  8. (Some) Reasons for Facing Foreclosure • Losing job or having hours cut • Spouse/partner losing job or having hours cut • Death of a spouse (one to suicide after job loss) • Birth of a child with medical issues • Leaving a job to take care of an ailing spouse or parent • Excessive medical expenses • Taking out large loans on the home for home repairs (sometimes very large loans)

  9. Overview • Attempts to Avoid Foreclosure • All had attempted to work with their banks (requesting modifications to the terms of their loans) with little success • Most sought housing counseling and/or legal assistance • Many had filed for bankruptcy • Respondents expressed a feelings of powerlessness, frustration,and injustice at their banks’ inability and/or unwillingness to work out loan modifications • Respondents expressed extreme anxiety about their situations, not knowing whether they would have to give up their home • Those who had already moved as a result of foreclosure were in many ways in a better place psychologically (small N)

  10. Feelings about Facing Foreclosure • Shame, embarrassment (hid their situation from their children, other family, friends) • Anxiety (what will happen to us?) • Feeling like a failure • Weary, exhausted, worn down by the process • Angry/frustrated • Many said they wanted to make payments • Sad • Confused • Guilt

  11. Self-reported effects on own and health of family members • I’ve aged 20 years in the last two years so, I’ve never felt worse and it’s my fault... • My husband is always stressed. [He] now is working seven days a week sometimes, sometimes 12 hours a day, …and then he has to maintain medical for all the children...

  12. For me the biggest thing was are they going to put a big sign up in our front yard for our neighbors to know…?. • It puts a strain on families, it puts a strain on the relationship between parent and children, it puts a strain on our marriage even though it did not cause divorce or separation because we have a good external support group for that.

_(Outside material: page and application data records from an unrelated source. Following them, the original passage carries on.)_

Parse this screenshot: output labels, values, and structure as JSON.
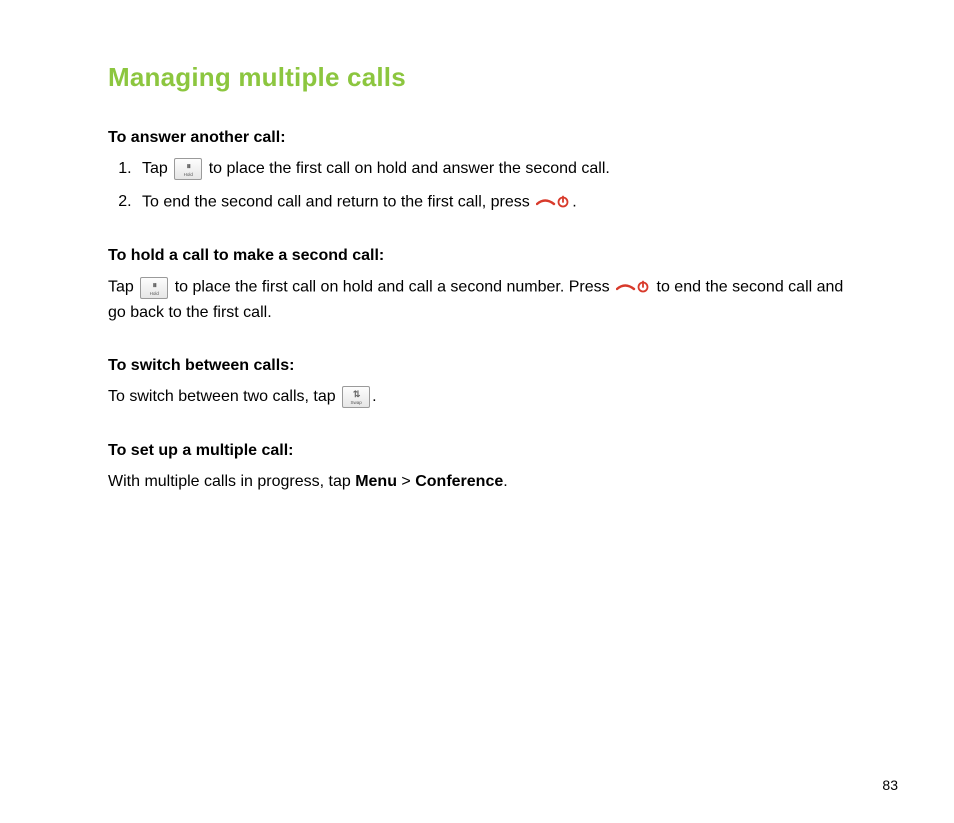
{
  "title": "Managing multiple calls",
  "sections": {
    "answer": {
      "heading": "To answer another call:",
      "step1_a": "Tap ",
      "step1_b": " to place the first call on hold and answer the second call.",
      "step2_a": "To end the second call and return to the first call,  press ",
      "step2_b": "."
    },
    "hold": {
      "heading": "To hold a call to make a second call:",
      "text_a": "Tap ",
      "text_b": " to place the first call on hold and call a second number. Press ",
      "text_c": " to end the second call and go back to the first call."
    },
    "switch": {
      "heading": "To switch between calls:",
      "text_a": "To switch between two calls, tap ",
      "text_b": "."
    },
    "multiple": {
      "heading": "To set up a multiple call:",
      "text_a": "With multiple calls in progress, tap ",
      "menu": "Menu",
      "gt": " > ",
      "conference": "Conference",
      "text_b": "."
    }
  },
  "icons": {
    "hold_label": "Hold",
    "swap_label": "Swap"
  },
  "page_number": "83"
}
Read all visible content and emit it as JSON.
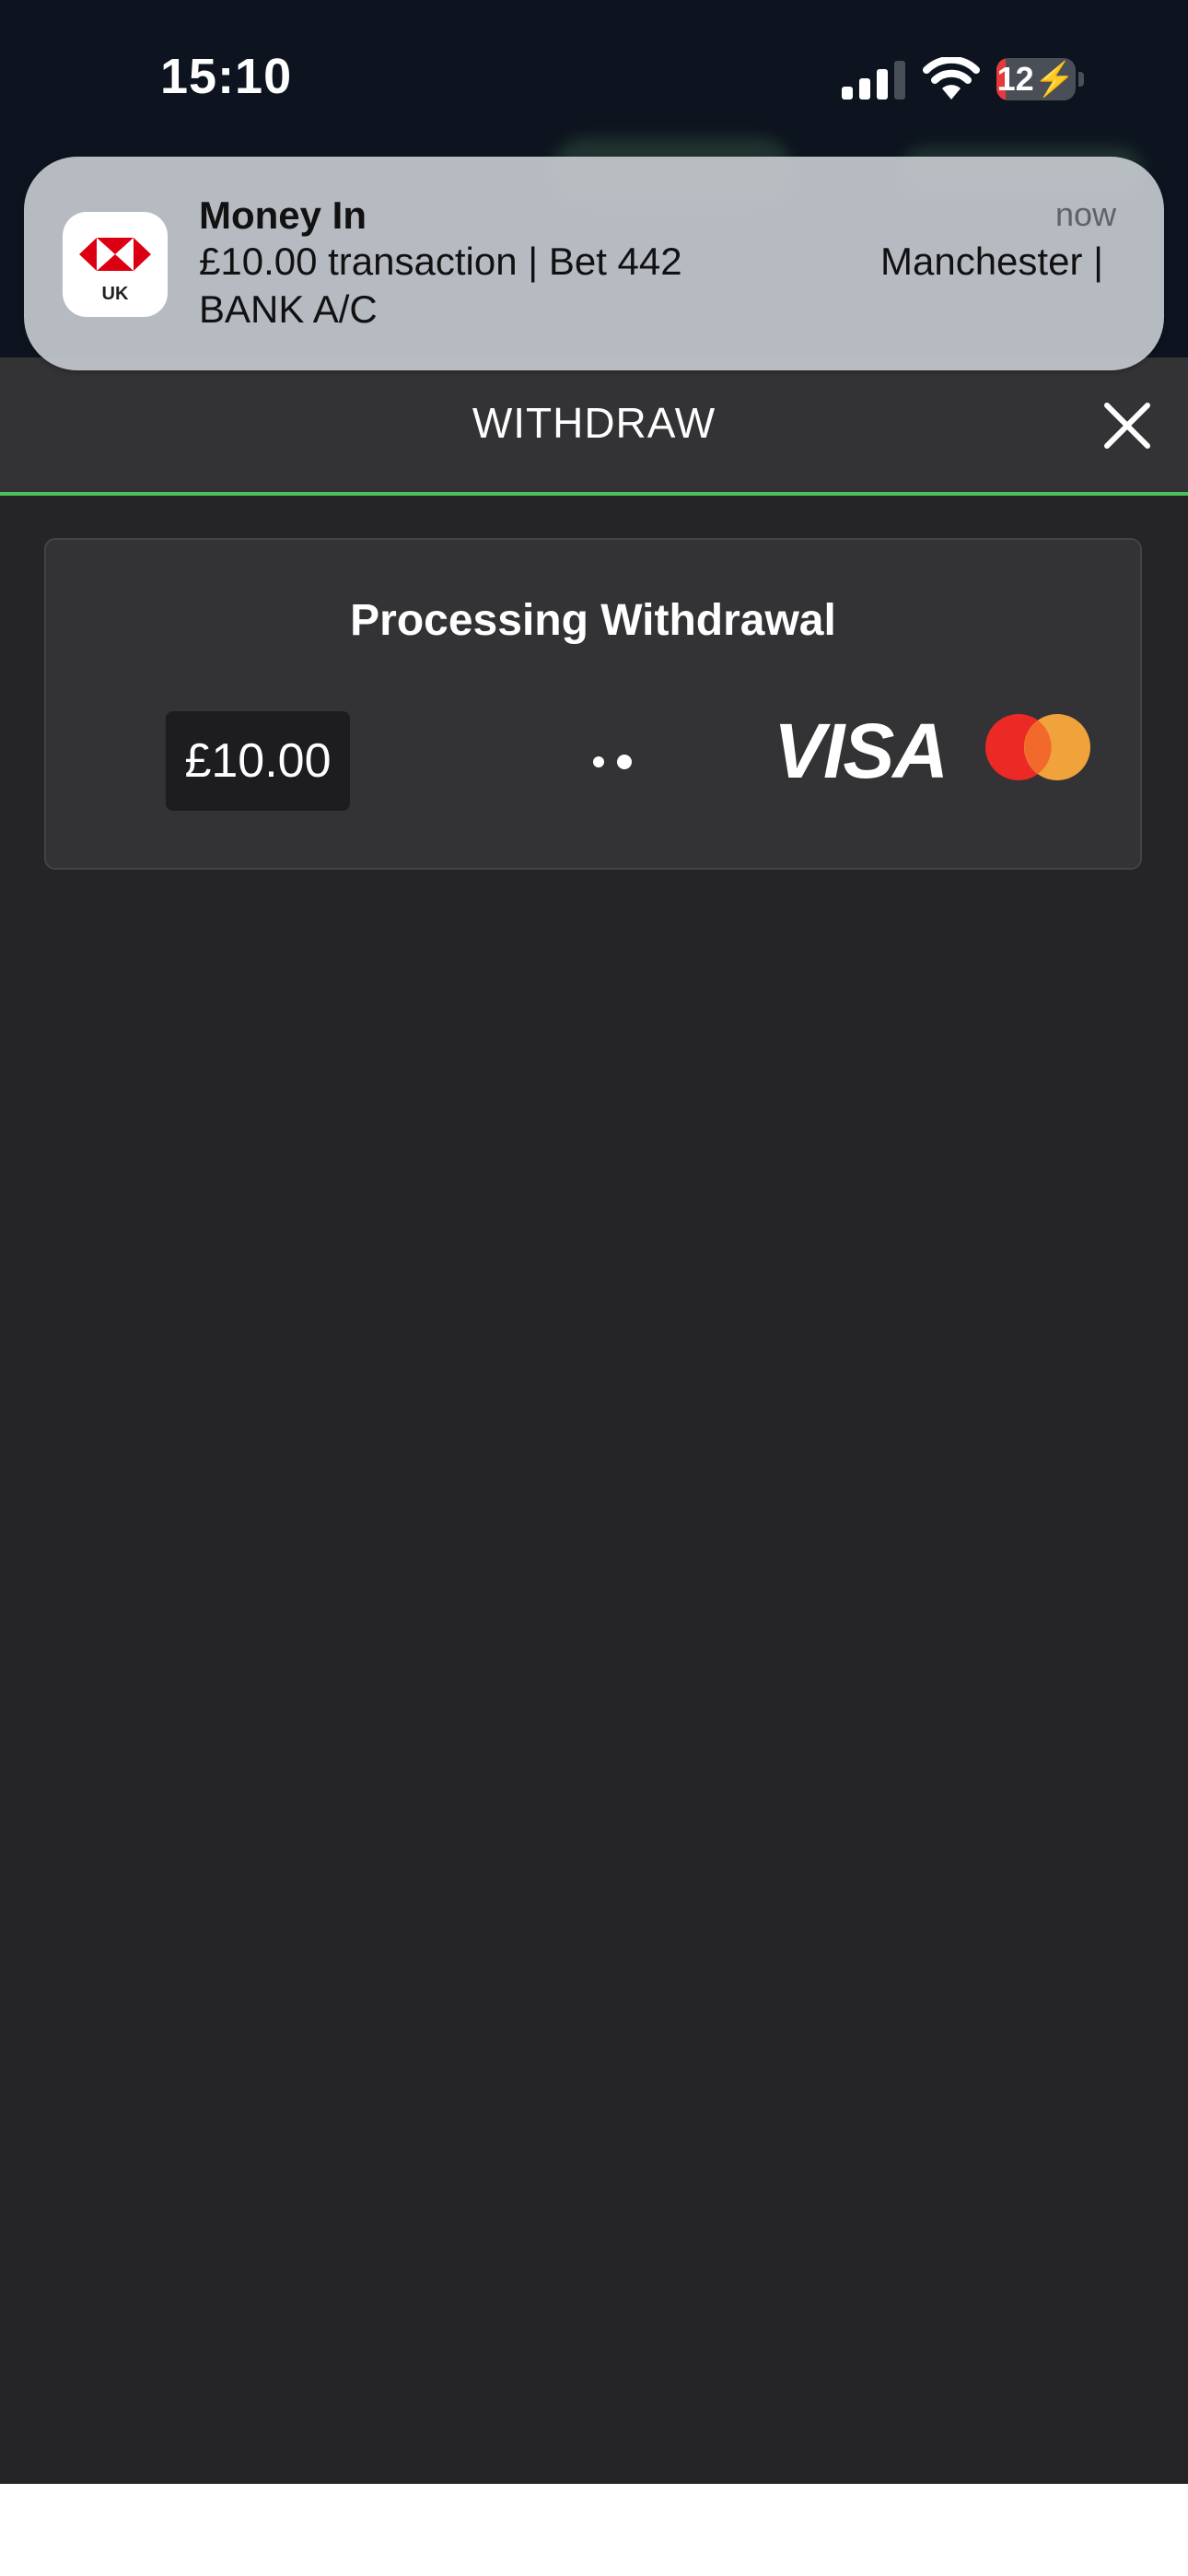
{
  "status_bar": {
    "time": "15:10",
    "battery_level": "12",
    "battery_fraction": 0.12,
    "icons": [
      "signal-icon",
      "wifi-icon",
      "battery-charging-icon"
    ]
  },
  "notification": {
    "app_badge": "UK",
    "title": "Money In",
    "time": "now",
    "body_line1_left": "£10.00 transaction | Bet 442",
    "body_line1_right": "Manchester |",
    "body_line2": "BANK A/C"
  },
  "withdraw": {
    "title": "WITHDRAW",
    "card_title": "Processing Withdrawal",
    "amount": "£10.00",
    "payment_logos": [
      "visa-logo",
      "mastercard-logo"
    ]
  },
  "colors": {
    "accent_green": "#4cc25a",
    "modal_background": "#252427",
    "card_background": "#333235",
    "battery_low": "#e5393a",
    "mastercard_red": "#eb2a26",
    "mastercard_orange": "#f0a33a"
  }
}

But through the process I had to increase my depression medication and in the 4th year, 4th or 5th year I had a quadruple bypass. • I am terrified. My kids need a place to be. My nieces and grandkids need this place. We are the family house…They all go to the same school.

  13. Meaning of the Experience • “this is up there next to death. This causes tremendous [stress]- but relationships have been ruined because of this. So, I mean, I hope that as you interview other people, I hope they’re able to express this it’s a mental, emotional devastating experience.”

  14. Coping • Prayer • Exercise • Church • Talking with others about experience • Seeking help • Housing counselors

  15. Key Themes • More than financial damage • Separation from community/neighborhood • Time! • Homeowners facing foreclosure might benefit from coordinated, affordable health and social services • Disruption of personal and community social goals • Quest for fairness

  16. Future Research • Larger N • Longitudinal work examining long term effects • What are the cultural models of home ownership? • How are these models distributed; has the foreclosures crisis changed the meaning of the American Dream, and for whom? • Are effects of foreclosure different/less severe for non-parents and/or those not living in families, and those in higher income categories?

More Related